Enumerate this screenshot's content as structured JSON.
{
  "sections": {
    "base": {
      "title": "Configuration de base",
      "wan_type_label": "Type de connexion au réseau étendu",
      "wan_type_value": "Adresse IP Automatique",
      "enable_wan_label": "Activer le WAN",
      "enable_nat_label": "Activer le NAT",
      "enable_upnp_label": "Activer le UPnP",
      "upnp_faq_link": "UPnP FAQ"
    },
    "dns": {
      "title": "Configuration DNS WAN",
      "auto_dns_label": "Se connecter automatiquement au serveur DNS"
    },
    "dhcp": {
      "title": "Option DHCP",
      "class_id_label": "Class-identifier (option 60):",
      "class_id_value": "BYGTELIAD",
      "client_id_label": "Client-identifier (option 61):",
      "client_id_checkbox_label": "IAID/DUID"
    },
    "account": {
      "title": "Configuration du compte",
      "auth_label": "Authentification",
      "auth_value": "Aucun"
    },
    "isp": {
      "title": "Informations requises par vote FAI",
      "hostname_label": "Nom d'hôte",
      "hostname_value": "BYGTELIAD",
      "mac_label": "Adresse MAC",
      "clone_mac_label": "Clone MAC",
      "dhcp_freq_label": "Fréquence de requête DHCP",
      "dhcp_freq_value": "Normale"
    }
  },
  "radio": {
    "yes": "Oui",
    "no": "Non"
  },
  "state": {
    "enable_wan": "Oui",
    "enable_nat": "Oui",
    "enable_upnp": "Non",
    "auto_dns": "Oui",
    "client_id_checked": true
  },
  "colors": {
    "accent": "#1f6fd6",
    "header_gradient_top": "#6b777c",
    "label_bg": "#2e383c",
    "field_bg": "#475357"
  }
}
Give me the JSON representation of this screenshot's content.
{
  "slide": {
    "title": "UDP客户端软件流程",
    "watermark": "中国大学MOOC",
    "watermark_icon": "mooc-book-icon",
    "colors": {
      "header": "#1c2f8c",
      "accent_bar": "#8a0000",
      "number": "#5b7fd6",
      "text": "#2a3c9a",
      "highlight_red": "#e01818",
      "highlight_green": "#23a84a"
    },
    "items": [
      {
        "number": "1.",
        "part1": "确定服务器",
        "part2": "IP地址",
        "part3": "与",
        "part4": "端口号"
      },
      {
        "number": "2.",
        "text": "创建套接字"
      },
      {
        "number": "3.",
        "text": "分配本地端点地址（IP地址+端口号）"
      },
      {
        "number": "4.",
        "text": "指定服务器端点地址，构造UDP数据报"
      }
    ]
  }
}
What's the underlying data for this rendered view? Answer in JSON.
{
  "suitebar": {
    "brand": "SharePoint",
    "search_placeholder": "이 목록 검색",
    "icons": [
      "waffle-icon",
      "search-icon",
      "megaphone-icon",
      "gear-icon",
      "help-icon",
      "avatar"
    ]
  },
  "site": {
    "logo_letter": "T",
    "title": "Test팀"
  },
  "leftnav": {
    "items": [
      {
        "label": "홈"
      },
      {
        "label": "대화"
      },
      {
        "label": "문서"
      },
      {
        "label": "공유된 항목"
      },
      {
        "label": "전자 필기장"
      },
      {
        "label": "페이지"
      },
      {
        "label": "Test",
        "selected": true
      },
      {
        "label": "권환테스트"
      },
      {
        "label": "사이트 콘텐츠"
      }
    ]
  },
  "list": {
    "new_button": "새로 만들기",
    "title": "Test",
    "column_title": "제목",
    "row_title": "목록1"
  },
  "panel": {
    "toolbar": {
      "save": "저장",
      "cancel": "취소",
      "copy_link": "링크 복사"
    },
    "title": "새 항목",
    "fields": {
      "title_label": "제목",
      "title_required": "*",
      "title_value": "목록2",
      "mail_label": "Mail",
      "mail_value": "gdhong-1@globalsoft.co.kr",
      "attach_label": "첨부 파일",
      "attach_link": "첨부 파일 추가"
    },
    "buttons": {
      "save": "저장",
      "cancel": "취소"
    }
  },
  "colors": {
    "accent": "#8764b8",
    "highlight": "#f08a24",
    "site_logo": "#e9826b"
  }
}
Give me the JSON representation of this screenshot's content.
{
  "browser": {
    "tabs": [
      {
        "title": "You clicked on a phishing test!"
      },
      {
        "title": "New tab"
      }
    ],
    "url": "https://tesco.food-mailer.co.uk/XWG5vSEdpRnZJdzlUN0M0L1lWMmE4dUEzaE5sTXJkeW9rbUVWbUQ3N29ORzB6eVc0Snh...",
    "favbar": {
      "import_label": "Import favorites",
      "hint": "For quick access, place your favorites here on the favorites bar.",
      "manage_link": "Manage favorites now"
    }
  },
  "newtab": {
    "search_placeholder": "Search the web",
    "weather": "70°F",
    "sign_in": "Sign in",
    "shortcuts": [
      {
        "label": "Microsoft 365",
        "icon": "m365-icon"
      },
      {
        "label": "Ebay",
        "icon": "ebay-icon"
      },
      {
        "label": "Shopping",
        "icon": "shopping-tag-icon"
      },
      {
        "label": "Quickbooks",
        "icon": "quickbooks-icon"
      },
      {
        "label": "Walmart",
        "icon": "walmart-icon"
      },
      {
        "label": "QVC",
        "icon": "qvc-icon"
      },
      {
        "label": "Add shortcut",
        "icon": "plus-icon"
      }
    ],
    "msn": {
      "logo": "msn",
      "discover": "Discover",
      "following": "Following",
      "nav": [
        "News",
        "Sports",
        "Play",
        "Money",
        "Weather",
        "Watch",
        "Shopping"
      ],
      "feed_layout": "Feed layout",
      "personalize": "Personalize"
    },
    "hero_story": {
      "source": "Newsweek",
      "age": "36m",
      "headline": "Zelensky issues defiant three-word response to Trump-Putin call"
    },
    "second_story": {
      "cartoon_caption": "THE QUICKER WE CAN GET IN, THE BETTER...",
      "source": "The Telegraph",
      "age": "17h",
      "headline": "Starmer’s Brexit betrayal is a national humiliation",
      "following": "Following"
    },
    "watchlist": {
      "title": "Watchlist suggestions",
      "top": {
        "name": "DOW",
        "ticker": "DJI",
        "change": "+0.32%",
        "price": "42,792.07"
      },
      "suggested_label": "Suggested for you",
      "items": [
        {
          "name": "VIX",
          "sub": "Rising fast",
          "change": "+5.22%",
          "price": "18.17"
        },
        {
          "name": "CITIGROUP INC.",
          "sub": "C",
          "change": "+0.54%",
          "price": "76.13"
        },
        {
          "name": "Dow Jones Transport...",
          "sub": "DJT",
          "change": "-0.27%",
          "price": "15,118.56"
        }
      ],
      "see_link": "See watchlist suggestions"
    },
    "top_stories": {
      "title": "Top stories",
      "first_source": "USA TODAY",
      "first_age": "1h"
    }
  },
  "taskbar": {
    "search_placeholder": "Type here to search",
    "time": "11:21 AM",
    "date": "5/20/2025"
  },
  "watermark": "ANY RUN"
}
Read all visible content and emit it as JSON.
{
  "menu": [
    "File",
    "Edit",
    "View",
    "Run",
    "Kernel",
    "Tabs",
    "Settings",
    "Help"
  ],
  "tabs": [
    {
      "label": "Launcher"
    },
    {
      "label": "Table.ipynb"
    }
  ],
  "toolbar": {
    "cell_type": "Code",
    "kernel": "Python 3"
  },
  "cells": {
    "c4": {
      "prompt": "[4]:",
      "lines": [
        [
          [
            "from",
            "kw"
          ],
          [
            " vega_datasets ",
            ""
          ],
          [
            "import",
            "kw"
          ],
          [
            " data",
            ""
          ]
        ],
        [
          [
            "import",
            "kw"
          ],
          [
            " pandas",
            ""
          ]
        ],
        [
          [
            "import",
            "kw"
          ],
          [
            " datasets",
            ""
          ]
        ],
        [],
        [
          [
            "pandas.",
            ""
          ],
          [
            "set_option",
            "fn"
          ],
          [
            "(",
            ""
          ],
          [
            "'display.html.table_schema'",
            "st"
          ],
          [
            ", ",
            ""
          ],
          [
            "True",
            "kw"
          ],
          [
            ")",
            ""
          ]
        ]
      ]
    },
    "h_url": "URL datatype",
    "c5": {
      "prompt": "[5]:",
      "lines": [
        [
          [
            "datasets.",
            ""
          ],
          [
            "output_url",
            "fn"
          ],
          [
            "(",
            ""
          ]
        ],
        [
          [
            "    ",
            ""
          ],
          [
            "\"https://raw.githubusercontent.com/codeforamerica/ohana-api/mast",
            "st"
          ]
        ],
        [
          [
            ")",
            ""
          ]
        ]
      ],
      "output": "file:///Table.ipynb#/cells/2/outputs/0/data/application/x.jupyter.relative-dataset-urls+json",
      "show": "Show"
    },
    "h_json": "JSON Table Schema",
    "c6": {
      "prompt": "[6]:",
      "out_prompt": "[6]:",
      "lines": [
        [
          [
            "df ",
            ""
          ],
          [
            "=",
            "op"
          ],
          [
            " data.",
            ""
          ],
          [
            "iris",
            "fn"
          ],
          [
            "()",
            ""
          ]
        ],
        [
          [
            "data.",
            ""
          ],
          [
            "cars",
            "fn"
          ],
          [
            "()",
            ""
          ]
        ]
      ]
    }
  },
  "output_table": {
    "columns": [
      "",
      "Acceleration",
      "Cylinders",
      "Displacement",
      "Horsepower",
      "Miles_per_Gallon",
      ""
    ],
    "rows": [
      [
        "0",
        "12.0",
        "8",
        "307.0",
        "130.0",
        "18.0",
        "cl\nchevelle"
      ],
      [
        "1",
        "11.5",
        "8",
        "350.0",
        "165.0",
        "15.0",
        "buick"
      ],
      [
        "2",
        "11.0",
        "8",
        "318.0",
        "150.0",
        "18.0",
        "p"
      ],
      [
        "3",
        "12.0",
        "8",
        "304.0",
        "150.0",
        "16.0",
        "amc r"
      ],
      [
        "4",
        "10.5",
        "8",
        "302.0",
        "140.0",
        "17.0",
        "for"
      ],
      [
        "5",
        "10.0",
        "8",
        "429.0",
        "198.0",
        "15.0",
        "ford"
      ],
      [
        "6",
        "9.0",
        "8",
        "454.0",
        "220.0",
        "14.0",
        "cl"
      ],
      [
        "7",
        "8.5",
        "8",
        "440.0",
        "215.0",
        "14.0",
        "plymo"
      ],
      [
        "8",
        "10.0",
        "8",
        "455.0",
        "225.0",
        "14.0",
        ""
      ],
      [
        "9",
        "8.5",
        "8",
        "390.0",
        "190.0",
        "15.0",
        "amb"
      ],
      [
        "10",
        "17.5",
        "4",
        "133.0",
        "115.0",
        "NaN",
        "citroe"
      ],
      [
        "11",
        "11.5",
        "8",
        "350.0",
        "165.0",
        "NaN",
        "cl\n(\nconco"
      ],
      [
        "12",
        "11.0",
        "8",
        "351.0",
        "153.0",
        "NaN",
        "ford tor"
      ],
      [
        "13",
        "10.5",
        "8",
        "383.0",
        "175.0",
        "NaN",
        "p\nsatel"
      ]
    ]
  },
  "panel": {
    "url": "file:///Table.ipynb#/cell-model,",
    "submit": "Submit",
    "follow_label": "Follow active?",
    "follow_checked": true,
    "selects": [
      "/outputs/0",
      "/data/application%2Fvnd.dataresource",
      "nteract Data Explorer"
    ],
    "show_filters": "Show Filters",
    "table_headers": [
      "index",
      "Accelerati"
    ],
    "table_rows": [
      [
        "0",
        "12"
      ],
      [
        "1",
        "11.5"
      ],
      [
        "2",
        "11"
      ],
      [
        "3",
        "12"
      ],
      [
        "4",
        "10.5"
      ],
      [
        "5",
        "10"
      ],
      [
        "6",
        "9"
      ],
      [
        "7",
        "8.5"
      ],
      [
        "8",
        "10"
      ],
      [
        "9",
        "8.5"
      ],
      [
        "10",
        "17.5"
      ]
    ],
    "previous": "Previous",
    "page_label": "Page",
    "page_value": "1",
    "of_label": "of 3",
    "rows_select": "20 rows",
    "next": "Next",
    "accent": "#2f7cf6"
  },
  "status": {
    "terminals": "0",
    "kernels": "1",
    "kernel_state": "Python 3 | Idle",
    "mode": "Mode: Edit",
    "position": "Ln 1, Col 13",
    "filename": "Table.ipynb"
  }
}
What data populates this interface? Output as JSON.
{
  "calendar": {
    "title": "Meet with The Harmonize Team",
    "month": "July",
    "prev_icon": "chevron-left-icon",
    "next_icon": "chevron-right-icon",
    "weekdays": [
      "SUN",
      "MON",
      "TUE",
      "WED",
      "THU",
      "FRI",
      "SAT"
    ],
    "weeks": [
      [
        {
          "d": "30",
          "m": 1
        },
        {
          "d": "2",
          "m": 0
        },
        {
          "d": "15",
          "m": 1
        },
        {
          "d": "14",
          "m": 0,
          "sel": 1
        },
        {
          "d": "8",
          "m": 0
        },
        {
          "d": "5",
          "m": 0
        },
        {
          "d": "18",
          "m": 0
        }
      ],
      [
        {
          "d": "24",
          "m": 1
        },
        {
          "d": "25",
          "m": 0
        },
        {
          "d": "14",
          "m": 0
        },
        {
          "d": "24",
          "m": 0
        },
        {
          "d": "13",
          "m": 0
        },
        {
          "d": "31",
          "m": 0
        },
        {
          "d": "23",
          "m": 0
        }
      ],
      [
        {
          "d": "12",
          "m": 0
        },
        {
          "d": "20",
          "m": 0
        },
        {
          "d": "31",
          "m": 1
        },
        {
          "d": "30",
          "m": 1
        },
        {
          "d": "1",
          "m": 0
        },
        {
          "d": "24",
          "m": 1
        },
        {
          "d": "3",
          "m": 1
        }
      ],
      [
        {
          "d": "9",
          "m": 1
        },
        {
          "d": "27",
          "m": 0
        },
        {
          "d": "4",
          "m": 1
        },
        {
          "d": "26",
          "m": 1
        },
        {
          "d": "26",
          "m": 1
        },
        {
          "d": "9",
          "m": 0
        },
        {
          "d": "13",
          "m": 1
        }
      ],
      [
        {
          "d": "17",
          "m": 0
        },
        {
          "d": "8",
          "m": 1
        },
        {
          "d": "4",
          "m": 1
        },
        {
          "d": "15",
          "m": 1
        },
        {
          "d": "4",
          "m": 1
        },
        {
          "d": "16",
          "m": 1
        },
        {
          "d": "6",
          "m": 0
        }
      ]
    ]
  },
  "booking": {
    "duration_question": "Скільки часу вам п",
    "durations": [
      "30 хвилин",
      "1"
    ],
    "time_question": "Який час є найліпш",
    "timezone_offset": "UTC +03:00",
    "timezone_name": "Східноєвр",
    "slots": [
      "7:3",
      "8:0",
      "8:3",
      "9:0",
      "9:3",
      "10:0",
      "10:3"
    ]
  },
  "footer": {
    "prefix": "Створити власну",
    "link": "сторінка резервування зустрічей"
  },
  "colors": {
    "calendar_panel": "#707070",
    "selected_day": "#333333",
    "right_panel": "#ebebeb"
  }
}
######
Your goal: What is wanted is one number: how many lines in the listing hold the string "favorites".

Exercise response: 3